The Small Farms Conservancy promotes and supports small, independently owned farms & ranches and their ecosystem stewardship through on-farm education, training and public advocacy.
Activities and projects are centered around two food-producing operations on two different continents. One, The Showcase Regenerative Farm, is in a First World country. The other, The Mwesiga Ranch, is in a Third World country. The Showcase Regenerative Farm is located on the South Central Coast of California, and The Mwesiga Ranch Ranch is located in the Mbarara District of Southwestern Uganda.
The Showcase Regenerative Farm
The South Central Coast of California, which includes the tri-counties of Ventura, Santa Barbara and San Luis Obispo, has a population of around 1.6 million. According to USDA surveys, this region has more than 5,000 small farms of less than 180 acres. Most of these farms are independently owned and operated.
The Showcase Regenerative Farm is focused on advocating for and promoting the value of small, independently owned farms and ranches to local food systems and the environment through public education and activities centered at the berry farm and surrounding wild oak woodlands of Restoration Oaks Ranch.
The Mwesiga Ranch
The Mbarara District population was estimated at approximately 445,600 in 2012, with an estimated growth rate of about 2.2%. 55% of the district population are aged between 0 and 18 years. Sustenace farming is common in rural Mbarara, which has a generally poor population. It is one of the districts of equatorial Africa with a high HIV/AIDS prevalence. There are a lot of orphans.
The Barnabas Project is focused on developing independently owned farms that extend beyond fundamental sustenance and into commerce. Barnabas and his team are training locals how to sustainably grow food and develop businesses on his ranch, then sending them out to establish more farms and inspire hope. Small commercial farms are engines of sustained growth for local economies.
The Challenge of Small, Independent Farms and Ranches
In the First World of California, unimaginative government policies and the sophisticated influence of the global food system are hurting not only local food systems, but an army of capable, passionate stewards of the environment. To the detriment of the communities they serve and the natural ecosystems they sustain, the small-scale farm and ranch lands of the First World are disappearing. How do we effectively communicate the value and increase the competitiveness of independently owned small farms and ranches?
In the Third World of Mbarara, both crops and livestock are raised, but primarily as subsistence, and often not very efficiently. Among other things, how do we meet the challenges of electricity, transportation, refrigeration and sanitation to grow and distribute food?
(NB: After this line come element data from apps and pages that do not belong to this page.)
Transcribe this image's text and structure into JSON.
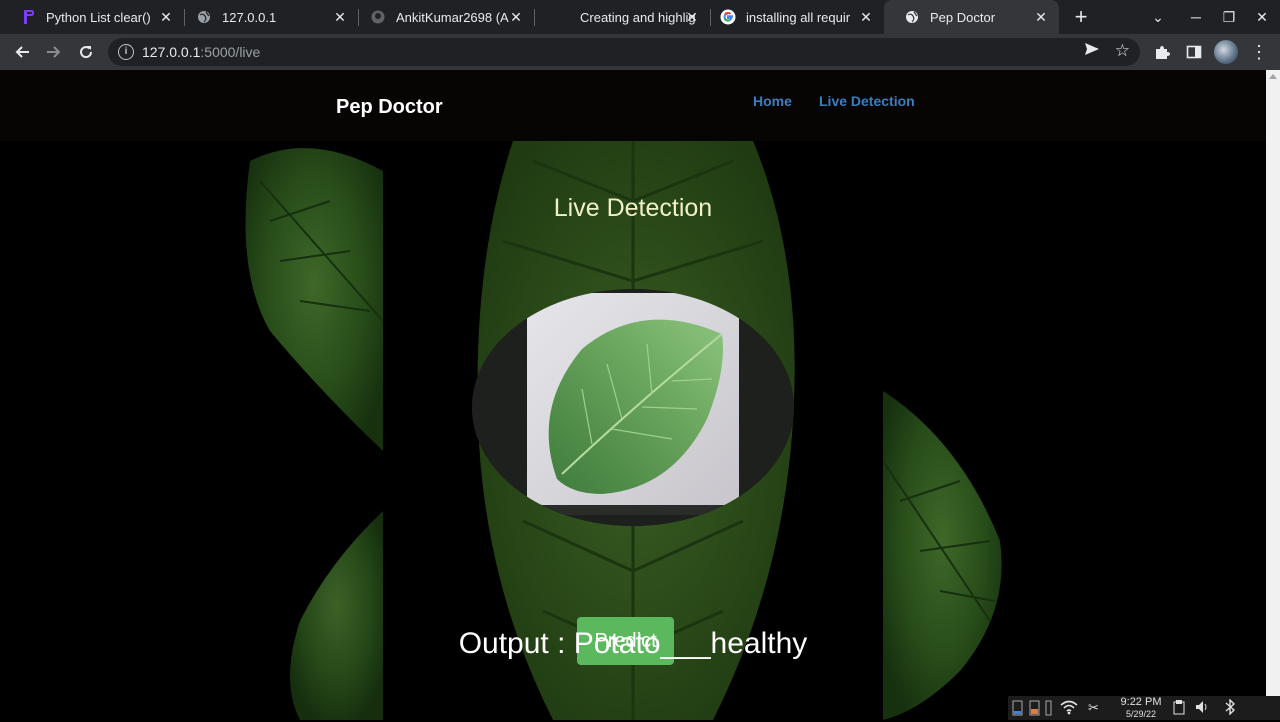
{
  "browser": {
    "tabs": [
      {
        "title": "Python List clear()",
        "icon": "pycharm-icon"
      },
      {
        "title": "127.0.0.1",
        "icon": "globe-icon"
      },
      {
        "title": "AnkitKumar2698 (A",
        "icon": "github-icon"
      },
      {
        "title": "Creating and highlig",
        "icon": "blank-icon"
      },
      {
        "title": "installing all requir",
        "icon": "google-icon"
      },
      {
        "title": "Pep Doctor",
        "icon": "globe-icon",
        "active": true
      }
    ],
    "url_host": "127.0.0.1",
    "url_path": ":5000/live"
  },
  "site": {
    "brand": "Pep Doctor",
    "nav": {
      "home": "Home",
      "live": "Live Detection"
    },
    "heading": "Live Detection",
    "predict_label": "Predict",
    "output_text": "Output : Potato___healthy"
  },
  "taskbar": {
    "time": "9:22 PM",
    "date": "5/29/22"
  },
  "colors": {
    "nav_link": "#3b7ec0",
    "predict_button": "#5cb85c",
    "heading": "#f0f0c8"
  }
}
While some of the bigger towns and cities of Uganda do have First World advantages, rural Uganda is primitive. Ugandans need training and support not only in the growing of food, but in the business of agriculture. The old Chinese proverb could be modified: "... Teach a Man To Farm, and You Feed Him for a Lifetime... And Build The Local Economy In The Process."
We believe that government and regulatory agencies worldwide should officially recognize the profound differences between privately owned small farms & ranches that primarily serve local food systems and large farms that primarily serve the global food system.
Why Are Small Farms & Ranch Lands Important?
- THE FOOD MOVEMENT: Small farms are essential to the healthy food movement. They are better equipped to regenerate and sustain healthy crop and ranch lands, strengthen ecosystems, utilize the energy of green waste and reverse climate change than any other group of people in the world.
- EMPLOYMENT: Small farms employ many people. Farm labor works with the farmers on the land, not for the CEO at headquarters. Almost all small farms are family owned and operated. When a farm family’s future depends upon the productivity of the land, they take care of the people they depend on to sustain it.
- ECOLOGICAL STEWARDSHIP: You can’t replace the small-scale farmers and the farm lands they manage with large-scale farming operations or fallow land and retain the same standard of ecological stewardship. Local delivery emits less greenhouse gases than remote delivery, and local food systems are MUCH better for the environment than the global food system on too many levels to innumerate.
- EDUCATION: Interested youth, college students and graduates in agriculture majors and entrepreneurial farm workers need the work experience and mentorships that small-scale farmers provide.
- ECONOMY & SECURITY: Small farms contribute greatly to a region’s food security and economic development, as well as the well-being of the people. You literally can’t have food security without working small farms.